Come to mention it, once when Exhibition Supervisor ITOH Toshiharu spoke on the "Portable Sacred Grounds" theme, some students responded, "Isn't that just a Rave Party?" Fair enough, parts of the Exhibition did smack of techno(logical) shamanism. But how would the other techno(sound) shamanism of the rave party react to the Exhibition or to telepresence itself? Let us imagine what they might make of each other.
From the '90s on, rave emerges as a trend simultaneously around the world. But what exactly is a psychedelic trance party like? Without going into details, we can describe it as an outdoor happening where (trance) techno music is played full blast with people dancing day and night oblivious to the time is a sort of mass collective "sacramental" atmosphere. While the psychedelic trance sound itself is something of a coelacanth in techno, a mold-oldie retrogression off the evolutionary scale of music, it persists as a style for the very pragmatic virtue of being "the easiest thing to dance to." The site decorations are equally distinctive: an eclectic patchwork of blacklight designs, icons, signs and symbols culled from Hinduism, Christianity, Judaism and Buddhism, set off by layered patterns all over the dance area, not to mention computer-generated op-art swirls and video landscape projections . . . . In short, updated '60s psychedelia freely thrown together in building-block fashion on the simplistic proviso that "Anyone who opens his or her channels can access altered states of consciousness." While not every party may fully exhibit such "neo shamanistic" effects, never before has such a convenient, open-ended formula so skillfully extracted the essence of a "sanctuary"--a true late-20th century "original."
Yet whatever values and premises the "celebratory" environment of a trance party and the "operational" installations of this Exhibition might share, the respective experiences are quite different. The most obvious difference being the physical "dance" orientation and collective "group" vibration of the former. But of course, that gap would hardly be filled even were a crowd of people to swarm the Exhibition space and dance wildly before the installations. Very well, then, what if <<Garden of Memory>> were placed in a party chill-out space, or the <<Neo Shamanism>> drum turned into a playable instrument? Surely that would subtly alter the "quality" of the (pseudo) telepresence experience . . . such were my idle thoughts, I at last confess, as I strolled through the Exhibition.
[See pp.168-179 and pp.184-189 for more detailed discussion of the six Talk Sessions and Screenings held in conjunction with this Exhibition.]
Born 1962. Writer-editor.
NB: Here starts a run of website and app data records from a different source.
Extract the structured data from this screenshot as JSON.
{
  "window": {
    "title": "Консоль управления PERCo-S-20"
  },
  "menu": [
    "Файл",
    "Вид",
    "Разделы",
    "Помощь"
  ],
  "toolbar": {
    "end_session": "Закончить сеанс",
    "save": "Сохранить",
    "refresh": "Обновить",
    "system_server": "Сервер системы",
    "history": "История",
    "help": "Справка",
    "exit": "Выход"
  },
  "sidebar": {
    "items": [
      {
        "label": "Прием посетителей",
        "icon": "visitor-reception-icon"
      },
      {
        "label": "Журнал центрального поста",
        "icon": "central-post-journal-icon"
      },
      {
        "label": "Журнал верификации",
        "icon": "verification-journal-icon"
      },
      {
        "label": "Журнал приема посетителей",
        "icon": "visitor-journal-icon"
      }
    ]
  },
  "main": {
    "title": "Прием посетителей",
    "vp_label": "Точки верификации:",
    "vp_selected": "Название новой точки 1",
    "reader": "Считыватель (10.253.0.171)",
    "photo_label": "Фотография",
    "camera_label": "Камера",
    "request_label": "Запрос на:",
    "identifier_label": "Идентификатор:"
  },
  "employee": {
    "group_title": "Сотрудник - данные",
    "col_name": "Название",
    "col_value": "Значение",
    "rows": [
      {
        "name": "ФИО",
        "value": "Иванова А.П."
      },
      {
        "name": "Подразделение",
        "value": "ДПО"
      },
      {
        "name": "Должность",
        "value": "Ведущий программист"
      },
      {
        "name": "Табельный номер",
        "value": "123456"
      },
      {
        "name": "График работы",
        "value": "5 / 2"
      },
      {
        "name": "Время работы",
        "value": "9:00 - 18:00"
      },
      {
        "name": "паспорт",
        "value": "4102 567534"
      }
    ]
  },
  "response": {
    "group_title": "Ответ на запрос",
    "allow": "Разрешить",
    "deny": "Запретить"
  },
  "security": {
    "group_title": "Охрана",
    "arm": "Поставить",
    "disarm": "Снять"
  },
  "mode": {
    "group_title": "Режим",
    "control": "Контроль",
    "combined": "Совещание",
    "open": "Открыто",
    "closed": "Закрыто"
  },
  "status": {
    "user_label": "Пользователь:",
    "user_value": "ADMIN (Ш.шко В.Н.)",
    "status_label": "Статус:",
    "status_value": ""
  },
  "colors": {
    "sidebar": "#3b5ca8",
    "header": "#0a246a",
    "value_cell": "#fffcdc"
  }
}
Contributed an essay on trance in Voluntary Art Magazine VOID, vol. 6, published in the spring of 1998. More recent works are posted on: